== About this task ==
Search the records for the word "compromete" and pick out every line that has it.

== Information ==
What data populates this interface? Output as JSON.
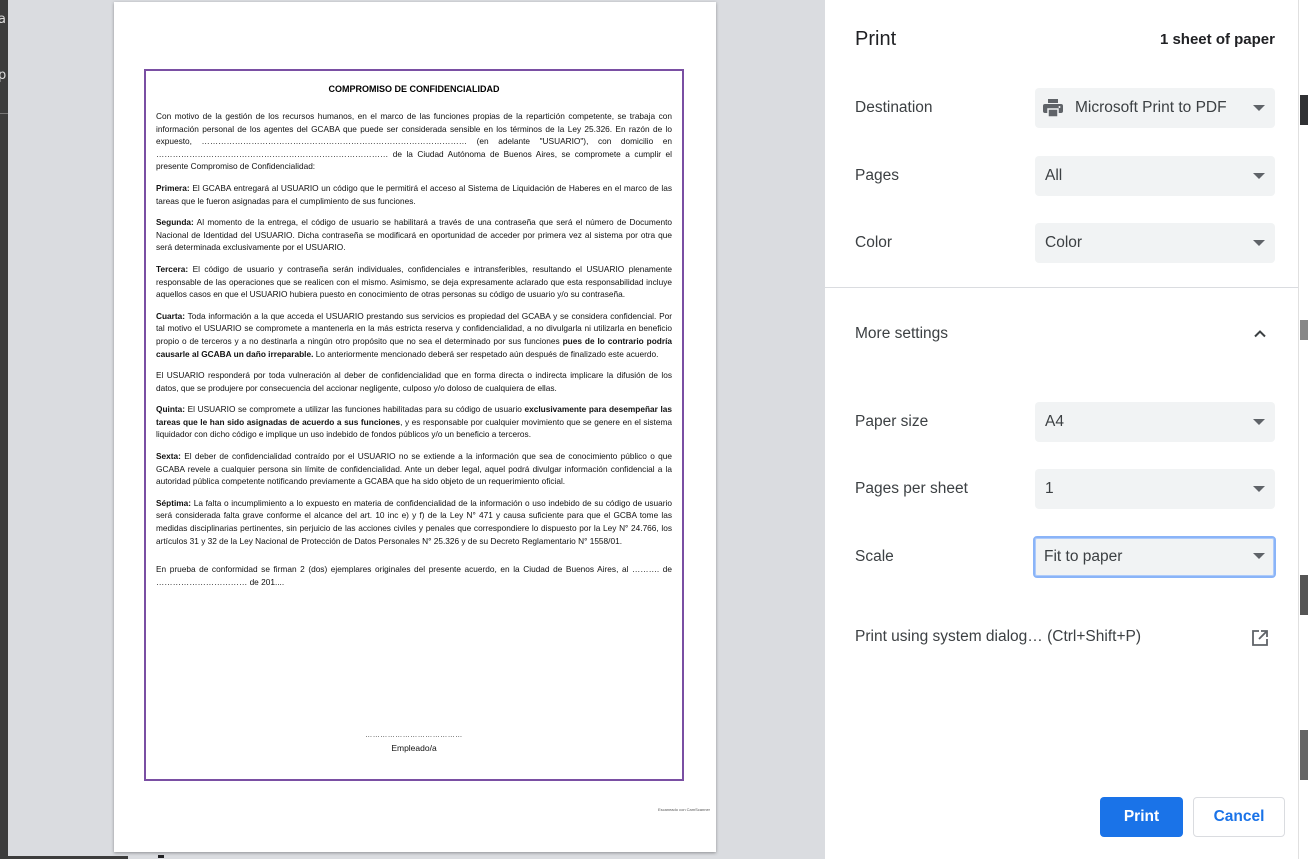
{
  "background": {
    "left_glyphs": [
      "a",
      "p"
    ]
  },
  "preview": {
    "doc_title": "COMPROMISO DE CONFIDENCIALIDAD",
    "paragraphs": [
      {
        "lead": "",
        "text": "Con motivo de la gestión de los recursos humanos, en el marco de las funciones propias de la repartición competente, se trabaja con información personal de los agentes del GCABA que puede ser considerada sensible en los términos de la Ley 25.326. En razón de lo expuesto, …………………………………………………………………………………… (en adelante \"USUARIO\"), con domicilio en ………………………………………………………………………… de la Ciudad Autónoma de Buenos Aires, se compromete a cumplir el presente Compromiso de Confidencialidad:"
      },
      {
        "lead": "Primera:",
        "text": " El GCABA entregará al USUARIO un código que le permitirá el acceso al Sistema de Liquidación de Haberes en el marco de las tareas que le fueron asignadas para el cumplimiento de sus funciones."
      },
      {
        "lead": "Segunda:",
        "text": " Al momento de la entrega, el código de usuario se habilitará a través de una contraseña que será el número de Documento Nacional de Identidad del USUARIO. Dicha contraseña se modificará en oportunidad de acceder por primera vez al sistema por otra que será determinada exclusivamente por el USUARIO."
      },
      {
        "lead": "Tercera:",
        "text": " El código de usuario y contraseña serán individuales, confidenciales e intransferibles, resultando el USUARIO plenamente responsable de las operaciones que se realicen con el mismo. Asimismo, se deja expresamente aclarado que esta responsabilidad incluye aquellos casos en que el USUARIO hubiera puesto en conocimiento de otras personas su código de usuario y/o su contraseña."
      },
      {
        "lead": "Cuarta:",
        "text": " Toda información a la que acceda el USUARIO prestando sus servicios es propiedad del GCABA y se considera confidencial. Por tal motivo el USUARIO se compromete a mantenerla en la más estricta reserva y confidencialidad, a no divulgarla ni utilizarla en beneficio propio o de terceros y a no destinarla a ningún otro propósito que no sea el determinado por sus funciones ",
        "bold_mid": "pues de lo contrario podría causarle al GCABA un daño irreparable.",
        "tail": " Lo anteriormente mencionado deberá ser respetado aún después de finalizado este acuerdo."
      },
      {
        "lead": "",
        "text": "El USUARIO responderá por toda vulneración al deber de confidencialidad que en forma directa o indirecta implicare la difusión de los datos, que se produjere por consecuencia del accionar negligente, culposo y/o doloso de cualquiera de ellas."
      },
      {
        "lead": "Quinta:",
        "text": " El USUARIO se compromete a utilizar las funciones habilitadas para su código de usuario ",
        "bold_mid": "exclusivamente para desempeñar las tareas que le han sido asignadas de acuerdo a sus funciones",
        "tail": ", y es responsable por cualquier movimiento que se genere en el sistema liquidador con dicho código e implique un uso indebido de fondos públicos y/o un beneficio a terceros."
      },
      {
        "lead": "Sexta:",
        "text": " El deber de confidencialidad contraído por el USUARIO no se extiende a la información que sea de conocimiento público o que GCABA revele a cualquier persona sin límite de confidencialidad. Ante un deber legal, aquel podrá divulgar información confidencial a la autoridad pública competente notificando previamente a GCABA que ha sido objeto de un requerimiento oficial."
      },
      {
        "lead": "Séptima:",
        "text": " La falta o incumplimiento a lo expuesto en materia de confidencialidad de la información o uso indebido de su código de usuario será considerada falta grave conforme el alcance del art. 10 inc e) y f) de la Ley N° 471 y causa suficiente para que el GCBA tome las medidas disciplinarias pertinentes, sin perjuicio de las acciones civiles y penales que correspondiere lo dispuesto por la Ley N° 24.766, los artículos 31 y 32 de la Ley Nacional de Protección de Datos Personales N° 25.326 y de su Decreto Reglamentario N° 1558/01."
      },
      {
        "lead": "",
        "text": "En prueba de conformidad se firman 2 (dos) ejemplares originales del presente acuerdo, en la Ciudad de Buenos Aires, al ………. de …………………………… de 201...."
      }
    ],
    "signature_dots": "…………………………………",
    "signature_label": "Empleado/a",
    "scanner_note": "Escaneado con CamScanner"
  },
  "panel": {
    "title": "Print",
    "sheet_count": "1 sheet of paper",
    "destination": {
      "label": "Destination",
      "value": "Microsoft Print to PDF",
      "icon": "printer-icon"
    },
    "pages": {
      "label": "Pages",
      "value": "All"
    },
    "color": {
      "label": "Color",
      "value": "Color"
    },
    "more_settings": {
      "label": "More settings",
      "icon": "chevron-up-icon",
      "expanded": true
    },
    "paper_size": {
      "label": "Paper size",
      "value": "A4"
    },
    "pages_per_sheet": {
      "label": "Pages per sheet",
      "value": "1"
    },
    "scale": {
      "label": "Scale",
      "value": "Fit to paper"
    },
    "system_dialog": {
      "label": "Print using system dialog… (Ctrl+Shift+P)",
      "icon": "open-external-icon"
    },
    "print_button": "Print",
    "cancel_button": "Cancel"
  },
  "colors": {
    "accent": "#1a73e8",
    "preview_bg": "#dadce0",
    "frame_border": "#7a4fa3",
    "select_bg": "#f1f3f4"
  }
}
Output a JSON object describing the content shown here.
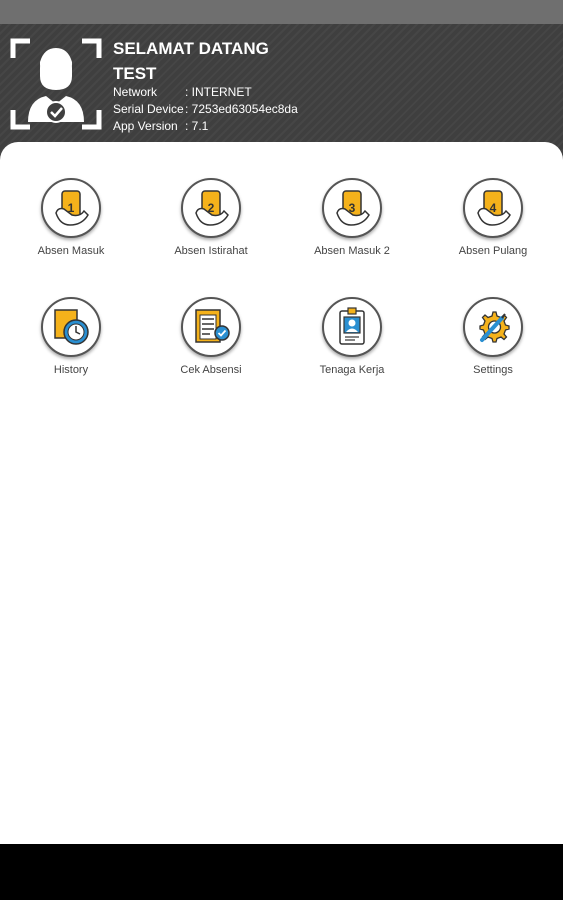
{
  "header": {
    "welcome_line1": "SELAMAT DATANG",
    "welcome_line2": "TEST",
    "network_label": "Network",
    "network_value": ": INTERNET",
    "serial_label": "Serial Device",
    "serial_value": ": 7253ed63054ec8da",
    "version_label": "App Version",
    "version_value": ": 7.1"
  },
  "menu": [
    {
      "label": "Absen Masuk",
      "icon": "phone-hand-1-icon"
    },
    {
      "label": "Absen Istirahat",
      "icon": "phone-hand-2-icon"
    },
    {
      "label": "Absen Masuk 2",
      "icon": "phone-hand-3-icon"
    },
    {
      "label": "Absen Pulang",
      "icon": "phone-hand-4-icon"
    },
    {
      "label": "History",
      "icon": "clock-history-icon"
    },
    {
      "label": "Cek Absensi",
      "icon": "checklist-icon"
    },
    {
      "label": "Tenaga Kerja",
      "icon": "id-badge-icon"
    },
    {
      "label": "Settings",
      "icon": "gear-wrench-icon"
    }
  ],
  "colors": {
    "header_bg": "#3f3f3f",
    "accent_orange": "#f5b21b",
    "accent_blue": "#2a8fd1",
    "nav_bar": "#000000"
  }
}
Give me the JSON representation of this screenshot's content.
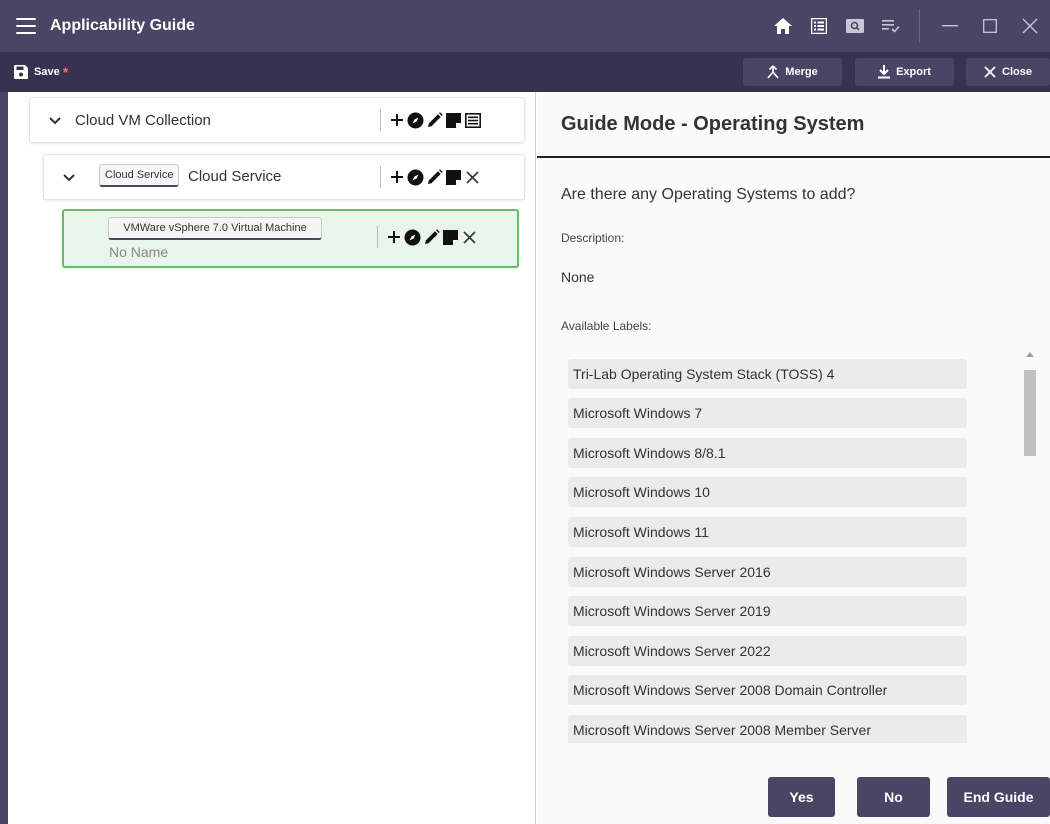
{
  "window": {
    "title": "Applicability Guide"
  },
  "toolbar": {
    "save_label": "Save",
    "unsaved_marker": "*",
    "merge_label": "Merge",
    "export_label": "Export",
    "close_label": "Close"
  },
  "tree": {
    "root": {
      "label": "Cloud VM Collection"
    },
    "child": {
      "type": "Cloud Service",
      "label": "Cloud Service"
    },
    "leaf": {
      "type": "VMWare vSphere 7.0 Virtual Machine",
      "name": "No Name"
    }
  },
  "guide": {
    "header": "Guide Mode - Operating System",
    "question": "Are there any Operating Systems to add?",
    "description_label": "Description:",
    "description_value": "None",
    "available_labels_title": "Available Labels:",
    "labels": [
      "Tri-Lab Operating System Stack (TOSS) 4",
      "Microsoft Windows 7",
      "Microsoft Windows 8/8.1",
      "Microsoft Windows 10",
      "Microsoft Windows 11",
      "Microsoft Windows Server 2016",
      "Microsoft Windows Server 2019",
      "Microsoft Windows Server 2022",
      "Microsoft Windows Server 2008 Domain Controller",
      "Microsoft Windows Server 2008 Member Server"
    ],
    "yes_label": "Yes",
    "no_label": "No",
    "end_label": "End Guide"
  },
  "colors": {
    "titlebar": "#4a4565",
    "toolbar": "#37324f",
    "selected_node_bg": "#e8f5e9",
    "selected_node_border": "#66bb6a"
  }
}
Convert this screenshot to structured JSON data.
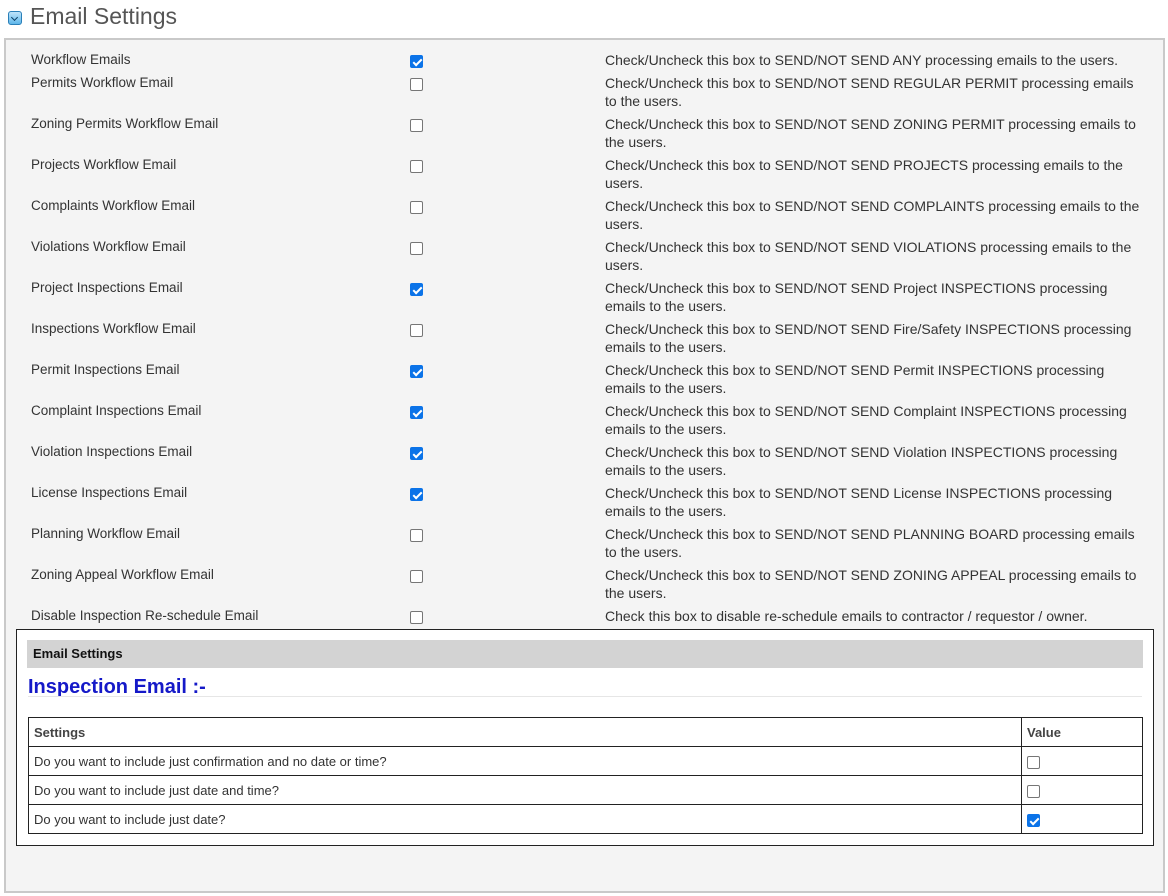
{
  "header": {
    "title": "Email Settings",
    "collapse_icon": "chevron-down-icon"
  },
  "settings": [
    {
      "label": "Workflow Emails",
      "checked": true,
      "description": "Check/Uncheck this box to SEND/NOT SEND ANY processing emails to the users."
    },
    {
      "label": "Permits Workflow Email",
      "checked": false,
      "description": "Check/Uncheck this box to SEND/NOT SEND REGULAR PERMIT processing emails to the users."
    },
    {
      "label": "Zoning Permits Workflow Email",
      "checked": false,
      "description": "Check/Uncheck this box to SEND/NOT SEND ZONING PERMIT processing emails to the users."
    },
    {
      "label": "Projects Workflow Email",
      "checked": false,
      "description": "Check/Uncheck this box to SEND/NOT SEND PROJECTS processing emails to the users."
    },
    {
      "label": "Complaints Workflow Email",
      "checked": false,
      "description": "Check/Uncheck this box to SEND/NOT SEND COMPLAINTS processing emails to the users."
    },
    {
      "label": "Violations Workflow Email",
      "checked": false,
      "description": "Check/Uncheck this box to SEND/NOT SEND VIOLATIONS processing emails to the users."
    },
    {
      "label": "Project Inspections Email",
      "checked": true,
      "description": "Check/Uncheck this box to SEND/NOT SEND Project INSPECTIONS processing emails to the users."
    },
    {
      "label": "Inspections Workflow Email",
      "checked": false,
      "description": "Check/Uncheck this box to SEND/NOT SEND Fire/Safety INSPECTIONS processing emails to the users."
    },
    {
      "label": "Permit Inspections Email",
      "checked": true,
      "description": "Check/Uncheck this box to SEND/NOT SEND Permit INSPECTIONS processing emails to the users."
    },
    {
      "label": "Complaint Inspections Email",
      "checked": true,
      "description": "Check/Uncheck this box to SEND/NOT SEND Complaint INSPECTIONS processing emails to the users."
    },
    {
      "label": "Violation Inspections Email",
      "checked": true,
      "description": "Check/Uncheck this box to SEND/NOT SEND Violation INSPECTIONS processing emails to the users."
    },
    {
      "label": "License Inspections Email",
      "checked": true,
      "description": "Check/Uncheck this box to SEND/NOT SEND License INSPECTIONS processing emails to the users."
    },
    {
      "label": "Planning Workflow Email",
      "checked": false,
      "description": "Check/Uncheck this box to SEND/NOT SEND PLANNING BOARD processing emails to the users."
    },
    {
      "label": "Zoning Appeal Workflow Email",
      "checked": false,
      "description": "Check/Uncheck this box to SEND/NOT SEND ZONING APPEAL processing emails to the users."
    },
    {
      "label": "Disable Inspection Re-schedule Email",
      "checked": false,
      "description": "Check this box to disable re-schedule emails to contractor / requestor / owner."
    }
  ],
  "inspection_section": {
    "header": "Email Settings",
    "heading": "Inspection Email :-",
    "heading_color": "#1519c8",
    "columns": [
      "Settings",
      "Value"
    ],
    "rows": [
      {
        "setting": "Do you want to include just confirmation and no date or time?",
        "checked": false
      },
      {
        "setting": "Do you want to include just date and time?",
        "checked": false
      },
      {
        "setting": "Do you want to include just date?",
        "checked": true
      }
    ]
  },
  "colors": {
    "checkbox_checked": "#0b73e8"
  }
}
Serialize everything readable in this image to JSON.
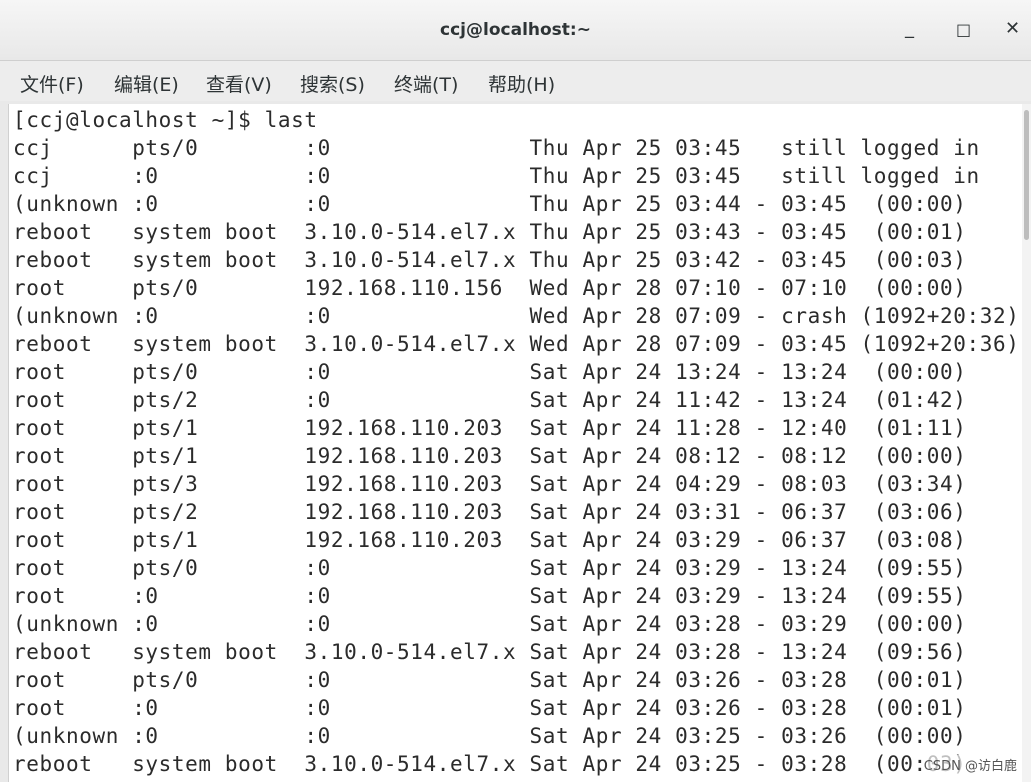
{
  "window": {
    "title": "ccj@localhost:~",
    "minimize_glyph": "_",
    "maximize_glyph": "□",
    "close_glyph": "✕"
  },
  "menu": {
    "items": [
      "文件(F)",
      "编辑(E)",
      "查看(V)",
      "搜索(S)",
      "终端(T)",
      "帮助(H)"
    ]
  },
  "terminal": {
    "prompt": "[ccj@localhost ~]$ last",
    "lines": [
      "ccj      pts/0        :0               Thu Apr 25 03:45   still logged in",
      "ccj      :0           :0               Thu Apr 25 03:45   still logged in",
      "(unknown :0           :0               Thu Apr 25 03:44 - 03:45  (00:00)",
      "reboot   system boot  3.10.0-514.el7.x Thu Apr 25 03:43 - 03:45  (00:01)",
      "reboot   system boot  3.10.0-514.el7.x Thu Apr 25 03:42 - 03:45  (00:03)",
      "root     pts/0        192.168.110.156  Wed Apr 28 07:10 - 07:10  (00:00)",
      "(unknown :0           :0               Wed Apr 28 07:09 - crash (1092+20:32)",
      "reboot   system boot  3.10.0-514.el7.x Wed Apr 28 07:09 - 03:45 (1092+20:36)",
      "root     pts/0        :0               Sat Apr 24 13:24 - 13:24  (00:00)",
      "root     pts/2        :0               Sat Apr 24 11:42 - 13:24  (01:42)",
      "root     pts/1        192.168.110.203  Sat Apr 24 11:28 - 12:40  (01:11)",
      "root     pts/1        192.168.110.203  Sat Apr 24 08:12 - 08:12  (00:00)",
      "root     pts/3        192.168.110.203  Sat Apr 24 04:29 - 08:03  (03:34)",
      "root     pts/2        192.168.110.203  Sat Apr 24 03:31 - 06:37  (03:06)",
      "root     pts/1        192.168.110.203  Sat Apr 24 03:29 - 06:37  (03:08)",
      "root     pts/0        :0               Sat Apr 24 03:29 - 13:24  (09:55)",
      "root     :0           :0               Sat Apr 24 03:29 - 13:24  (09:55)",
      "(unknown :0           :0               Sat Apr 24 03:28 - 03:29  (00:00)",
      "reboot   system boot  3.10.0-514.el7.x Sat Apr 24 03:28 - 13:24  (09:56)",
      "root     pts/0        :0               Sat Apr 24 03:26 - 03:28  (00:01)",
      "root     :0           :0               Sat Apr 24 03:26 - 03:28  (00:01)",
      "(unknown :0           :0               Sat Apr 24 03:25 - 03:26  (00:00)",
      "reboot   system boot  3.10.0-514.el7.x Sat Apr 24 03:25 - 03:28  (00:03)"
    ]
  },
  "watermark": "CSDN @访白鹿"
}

== Solution for this task ==
        "text": "Con motivo de la gestión de los recursos humanos, en el marco de las funciones propias de la repartición competente, se trabaja con información personal de los agentes del GCABA que puede ser considerada sensible en los términos de la Ley 25.326. En razón de lo expuesto, …………………………………………………………………………………… (en adelante \"USUARIO\"), con domicilio en ………………………………………………………………………… de la Ciudad Autónoma de Buenos Aires, se compromete a cumplir el presente Compromiso de Confidencialidad:"
        "text": " Toda información a la que acceda el USUARIO prestando sus servicios es propiedad del GCABA y se considera confidencial. Por tal motivo el USUARIO se compromete a mantenerla en la más estricta reserva y confidencialidad, a no divulgarla ni utilizarla en beneficio propio o de terceros y a no destinarla a ningún otro propósito que no sea el determinado por sus funciones ",
        "text": " El USUARIO se compromete a utilizar las funciones habilitadas para su código de usuario ",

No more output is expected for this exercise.